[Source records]

:::::

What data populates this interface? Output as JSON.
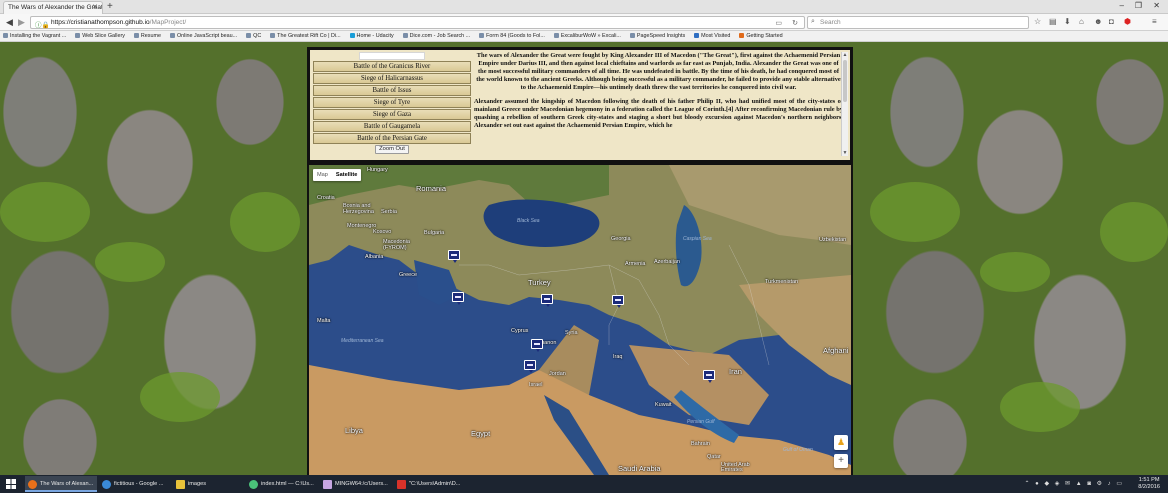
{
  "browser": {
    "tab_title": "The Wars of Alexander the Great",
    "url_host": "https://cristianathompson.github.io",
    "url_path": "/MapProject/",
    "search_placeholder": "Search",
    "bookmarks": [
      "Installing the Vagrant ...",
      "Web Slice Gallery",
      "Resume",
      "Online JavaScript beau...",
      "QC",
      "The Greatest Rift Co | Di...",
      "Home - Udacity",
      "Dice.com - Job Search ...",
      "Form 84 (Goods to Fol...",
      "ExcaliburWoW » Excali...",
      "PageSpeed Insights",
      "Most Visited",
      "Getting Started"
    ]
  },
  "battles": {
    "items": [
      "Battle of the Granicus River",
      "Siege of Halicarnassus",
      "Battle of Issus",
      "Siege of Tyre",
      "Siege of Gaza",
      "Battle of Gaugamela",
      "Battle of the Persian Gate"
    ],
    "zoom_out_label": "Zoom Out"
  },
  "article": {
    "paragraph1": "The wars of Alexander the Great were fought by King Alexander III of Macedon (\"The Great\"), first against the Achaemenid Persian Empire under Darius III, and then against local chieftains and warlords as far east as Punjab, India. Alexander the Great was one of the most successful military commanders of all time. He was undefeated in battle. By the time of his death, he had conquered most of the world known to the ancient Greeks. Although being successful as a military commander, he failed to provide any stable alternative to the Achaemenid Empire—his untimely death threw the vast territories he conquered into civil war.",
    "paragraph2": "Alexander assumed the kingship of Macedon following the death of his father Philip II, who had unified most of the city-states of mainland Greece under Macedonian hegemony in a federation called the League of Corinth.[4] After reconfirming Macedonian rule by quashing a rebellion of southern Greek city-states and staging a short but bloody excursion against Macedon's northern neighbors, Alexander set out east against the Achaemenid Persian Empire, which he"
  },
  "map": {
    "type_map": "Map",
    "type_satellite": "Satellite",
    "labels": {
      "romania": "Romania",
      "hungary": "Hungary",
      "croatia": "Croatia",
      "bosnia": "Bosnia and Herzegovina",
      "serbia": "Serbia",
      "montenegro": "Montenegro",
      "kosovo": "Kosovo",
      "macedonia": "Macedonia (FYROM)",
      "albania": "Albania",
      "bulgaria": "Bulgaria",
      "greece": "Greece",
      "turkey": "Turkey",
      "black_sea": "Black Sea",
      "georgia": "Georgia",
      "caspian_sea": "Caspian Sea",
      "armenia": "Armenia",
      "azerbaijan": "Azerbaijan",
      "uzbekistan": "Uzbekistan",
      "turkmenistan": "Turkmenistan",
      "malta": "Malta",
      "cyprus": "Cyprus",
      "syria": "Syria",
      "lebanon": "Lebanon",
      "mediterranean_sea": "Mediterranean Sea",
      "iraq": "Iraq",
      "iran": "Iran",
      "afghanistan": "Afghani",
      "jordan": "Jordan",
      "israel": "Israel",
      "kuwait": "Kuwait",
      "persian_gulf": "Persian Gulf",
      "bahrain": "Bahrain",
      "qatar": "Qatar",
      "uae": "United Arab Emirates",
      "gulf_of_oman": "Gulf of Oman",
      "libya": "Libya",
      "egypt": "Egypt",
      "saudi_arabia": "Saudi Arabia"
    }
  },
  "taskbar": {
    "items": [
      "The Wars of Alexan...",
      "fictitious - Google ...",
      "images",
      "index.html — C:\\Us...",
      "MINGW64:/c/Users...",
      "\"C:\\Users\\Admin\\D..."
    ],
    "time": "1:51 PM",
    "date": "8/2/2016"
  },
  "colors": {
    "accent": "#1b2a7a",
    "panel_bg": "#efe6c7",
    "panel_border": "#111111"
  }
}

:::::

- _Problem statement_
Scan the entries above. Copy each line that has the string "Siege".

- _Answer below_
      "Siege of Halicarnassus",
      "Siege of Tyre",
      "Siege of Gaza",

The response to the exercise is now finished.